Tired of looking out the window at your dull, dormant lawn? And who says you have to hire a professional to have a lawn that will be the envy of the neighborhood? A little prep now will give you a green lawn all summer long.
And if you’re thinking of selling your home in the near future, first impressions are important, and curb appeal is the first impression people have of your home. Winter can be especially tough on curb appeal, as cold temperatures, high winds, and the freeze-thaw cycle can lead to a ho-hum exterior where once there was a beautiful, thriving landscape.
Here are some tips to get you that beautiful lawn.
First things first, gently rake leaves, twigs, and dead grass off your lawn, and remove snow mold if you live in colder climates. This allows air and sunlight to reach down to the grass roots. Avoid power-raking, as hacking away at the ground can damage shallow grasses and good soil.
Weeds like dandelions, hairy bittercress, common chickweed, and henbit go dormant in winter and re-emerge in the spring. For best results, pull as many weeds as possible by hand or use a hoe. Be sure to get the entire plant, roots and all. If you use a pre-emergent weed killer, make sure it’s a calm day. Wind can spread the chemicals onto plants you don’t want to kill and into waterways you don’t want to pollute.
Aerating — making small holes in your soil — lets air, water and nutrients reach the roots of your lawn, encouraging healthy growth. On newer lawns (1-3 years old), aeration is encouraged twice a year, in the spring and fall. After that, you can switch to once a year in the spring. Don’t rake the plugs; leave them on the lawn as topsoil. Mow over them, and they will decompose naturally.
Overseeding is the practice of spreading grass seed over your existing lawn. Cover bare and thinning patches of grass using a mix of seed that includes slow-growing and low-growing grasses — fine fescue or centipede grass, for example. Cool-season grasses such as bluegrass and annual ryegrass benefit the most from overseeding.
Watering early in the morning prevents wasteful water evaporation and lets the grass blades dry before evening, which helps prevent insect and disease issues. Watering deeply and less frequently makes the roots stronger and deeper. Soil should be moistened to a depth of 6 inches a couple of times a week. Avoid overwatering, as soggy roots will rot and attract disease and insects. As a test, take an 8-inch screwdriver and push it into the lawn. If it goes in easily, your lawn is moist enough.
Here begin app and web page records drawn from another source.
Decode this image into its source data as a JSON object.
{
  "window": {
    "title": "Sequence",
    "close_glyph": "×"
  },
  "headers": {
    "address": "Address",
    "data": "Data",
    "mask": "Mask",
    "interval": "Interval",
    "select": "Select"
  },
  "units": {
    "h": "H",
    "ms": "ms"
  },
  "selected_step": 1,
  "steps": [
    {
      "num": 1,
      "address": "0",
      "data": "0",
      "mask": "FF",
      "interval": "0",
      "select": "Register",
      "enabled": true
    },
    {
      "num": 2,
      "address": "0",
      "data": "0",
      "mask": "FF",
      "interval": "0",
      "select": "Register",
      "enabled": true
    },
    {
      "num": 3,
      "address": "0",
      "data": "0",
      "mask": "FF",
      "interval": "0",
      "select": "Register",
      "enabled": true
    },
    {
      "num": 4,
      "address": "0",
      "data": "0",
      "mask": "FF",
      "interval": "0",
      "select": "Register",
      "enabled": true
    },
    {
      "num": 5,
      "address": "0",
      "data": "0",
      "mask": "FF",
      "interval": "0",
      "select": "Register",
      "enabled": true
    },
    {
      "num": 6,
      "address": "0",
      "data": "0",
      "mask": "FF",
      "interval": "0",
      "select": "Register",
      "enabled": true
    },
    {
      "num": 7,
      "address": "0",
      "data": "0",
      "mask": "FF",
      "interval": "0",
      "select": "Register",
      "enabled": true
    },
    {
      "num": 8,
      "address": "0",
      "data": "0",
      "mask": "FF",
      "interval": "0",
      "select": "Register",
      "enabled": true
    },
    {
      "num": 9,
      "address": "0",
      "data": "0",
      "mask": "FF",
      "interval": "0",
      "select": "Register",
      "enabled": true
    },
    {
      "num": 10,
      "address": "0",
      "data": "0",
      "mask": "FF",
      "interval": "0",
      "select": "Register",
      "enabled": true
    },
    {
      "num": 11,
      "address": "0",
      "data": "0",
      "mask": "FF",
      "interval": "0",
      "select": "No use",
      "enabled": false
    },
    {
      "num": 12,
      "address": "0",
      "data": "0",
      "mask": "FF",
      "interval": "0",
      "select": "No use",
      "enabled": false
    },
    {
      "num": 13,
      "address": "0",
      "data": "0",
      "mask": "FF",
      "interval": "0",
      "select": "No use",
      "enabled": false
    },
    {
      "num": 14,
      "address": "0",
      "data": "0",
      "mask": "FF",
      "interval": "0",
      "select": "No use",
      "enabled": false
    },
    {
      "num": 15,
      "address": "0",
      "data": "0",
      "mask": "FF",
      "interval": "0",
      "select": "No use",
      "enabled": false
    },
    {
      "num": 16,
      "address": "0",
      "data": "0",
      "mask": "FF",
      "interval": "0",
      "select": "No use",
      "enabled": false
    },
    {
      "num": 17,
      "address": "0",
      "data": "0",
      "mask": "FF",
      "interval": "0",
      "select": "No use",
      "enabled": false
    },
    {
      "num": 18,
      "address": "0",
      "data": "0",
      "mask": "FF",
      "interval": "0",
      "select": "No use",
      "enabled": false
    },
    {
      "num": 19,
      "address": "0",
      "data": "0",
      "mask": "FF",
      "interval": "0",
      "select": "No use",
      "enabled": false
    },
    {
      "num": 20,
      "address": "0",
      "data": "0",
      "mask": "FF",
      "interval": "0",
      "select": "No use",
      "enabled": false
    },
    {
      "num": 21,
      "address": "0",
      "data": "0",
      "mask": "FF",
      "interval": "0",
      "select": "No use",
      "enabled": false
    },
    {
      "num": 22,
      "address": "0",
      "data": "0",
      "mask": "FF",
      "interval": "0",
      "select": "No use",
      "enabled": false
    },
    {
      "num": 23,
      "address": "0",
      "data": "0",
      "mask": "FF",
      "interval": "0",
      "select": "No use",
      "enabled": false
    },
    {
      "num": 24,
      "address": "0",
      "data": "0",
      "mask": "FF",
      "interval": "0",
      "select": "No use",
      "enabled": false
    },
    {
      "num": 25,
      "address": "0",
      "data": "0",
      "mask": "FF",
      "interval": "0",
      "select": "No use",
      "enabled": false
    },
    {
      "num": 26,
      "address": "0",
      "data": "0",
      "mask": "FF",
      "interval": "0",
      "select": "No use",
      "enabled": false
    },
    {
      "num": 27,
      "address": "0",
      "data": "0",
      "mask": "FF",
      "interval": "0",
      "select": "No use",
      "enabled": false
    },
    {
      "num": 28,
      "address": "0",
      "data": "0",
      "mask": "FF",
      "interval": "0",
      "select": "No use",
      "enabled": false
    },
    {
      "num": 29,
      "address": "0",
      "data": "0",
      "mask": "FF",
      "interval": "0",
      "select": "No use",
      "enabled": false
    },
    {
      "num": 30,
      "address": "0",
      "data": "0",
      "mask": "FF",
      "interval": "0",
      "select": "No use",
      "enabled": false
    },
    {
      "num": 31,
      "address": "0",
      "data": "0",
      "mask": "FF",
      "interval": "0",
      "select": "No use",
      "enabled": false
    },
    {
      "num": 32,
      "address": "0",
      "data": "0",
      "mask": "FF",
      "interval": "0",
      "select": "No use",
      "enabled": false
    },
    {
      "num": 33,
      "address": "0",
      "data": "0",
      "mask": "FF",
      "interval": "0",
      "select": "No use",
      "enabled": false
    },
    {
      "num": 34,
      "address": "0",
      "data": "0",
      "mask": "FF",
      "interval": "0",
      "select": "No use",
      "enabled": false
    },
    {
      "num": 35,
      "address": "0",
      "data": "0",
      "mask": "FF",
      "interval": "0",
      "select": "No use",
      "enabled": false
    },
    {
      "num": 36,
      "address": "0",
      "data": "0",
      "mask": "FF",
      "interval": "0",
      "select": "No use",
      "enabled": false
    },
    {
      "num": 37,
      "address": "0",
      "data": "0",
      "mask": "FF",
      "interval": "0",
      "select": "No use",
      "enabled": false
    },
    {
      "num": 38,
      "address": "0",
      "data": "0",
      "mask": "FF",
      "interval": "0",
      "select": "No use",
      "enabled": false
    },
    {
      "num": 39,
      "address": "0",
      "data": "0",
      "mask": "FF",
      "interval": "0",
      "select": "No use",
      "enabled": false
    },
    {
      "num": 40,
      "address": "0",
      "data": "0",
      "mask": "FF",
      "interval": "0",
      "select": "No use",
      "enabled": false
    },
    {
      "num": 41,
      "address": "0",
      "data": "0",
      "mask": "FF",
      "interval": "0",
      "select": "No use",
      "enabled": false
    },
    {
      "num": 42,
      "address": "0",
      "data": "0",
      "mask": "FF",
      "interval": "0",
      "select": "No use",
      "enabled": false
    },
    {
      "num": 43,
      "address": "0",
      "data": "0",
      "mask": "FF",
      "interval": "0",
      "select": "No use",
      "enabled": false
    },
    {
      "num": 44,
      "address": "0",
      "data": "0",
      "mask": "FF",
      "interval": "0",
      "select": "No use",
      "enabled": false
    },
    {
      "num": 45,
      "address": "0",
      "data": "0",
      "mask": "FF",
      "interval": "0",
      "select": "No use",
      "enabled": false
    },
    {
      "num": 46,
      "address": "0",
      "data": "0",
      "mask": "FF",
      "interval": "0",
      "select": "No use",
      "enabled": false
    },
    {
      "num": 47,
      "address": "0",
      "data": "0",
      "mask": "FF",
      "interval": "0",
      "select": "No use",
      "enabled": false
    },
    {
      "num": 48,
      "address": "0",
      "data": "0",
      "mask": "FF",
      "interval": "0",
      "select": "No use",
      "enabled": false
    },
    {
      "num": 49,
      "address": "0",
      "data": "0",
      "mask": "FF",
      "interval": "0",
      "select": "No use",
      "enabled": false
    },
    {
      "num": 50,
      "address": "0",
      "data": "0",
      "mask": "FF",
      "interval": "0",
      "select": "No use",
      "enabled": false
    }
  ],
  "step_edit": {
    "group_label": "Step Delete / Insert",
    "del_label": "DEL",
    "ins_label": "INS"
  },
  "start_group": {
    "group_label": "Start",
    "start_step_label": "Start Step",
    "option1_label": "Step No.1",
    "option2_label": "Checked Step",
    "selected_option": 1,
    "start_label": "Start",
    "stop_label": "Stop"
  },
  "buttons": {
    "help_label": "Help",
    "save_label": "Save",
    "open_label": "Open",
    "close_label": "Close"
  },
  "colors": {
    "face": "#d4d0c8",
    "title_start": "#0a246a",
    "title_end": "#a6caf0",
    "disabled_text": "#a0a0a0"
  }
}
Fertilizer helps keep your lawn healthy, so it can resist disease and weeds. Grass often needs more nitrogen, phosphorus, and potassium than the soil naturally provides. Use fertilizer before the heat of summer but avoid fertilizing when the ground is wet, or you risk fertilizer burn.
When the grass is growing well, it’s time to mow. The proper mowing height will depend on your type of grass, but for good lawn health, follow the "one-third" rule: Never cut off more than one-third of the length of the grass. Mow more often when growth is peaking and back off when grass growth slows. It’s also best to "grasscycle" by leaving the grass clippings on the lawn. They return moisture and nutrients to the soil, so you'll need less fertilizer.
Karl Hess provides expert real estate services to residential buyers and sellers in Barnegat and the surrounding communities. Contact us today for more information on Barnegat Real Estate and for professional assistance navigating this complex home market.
As always, thank you for your time and feel free to get in touch if you have any questions. Karl Hess, Your Realtor on The Jersey Shore in Ocean County
Find Your Dream Home on The Jersey Shore in Ocean County!
Licensed in New Jersey. Keller Williams Shore Properties
770 Lighthouse Dr. Barnegat, NJ Phone: 732-797-9001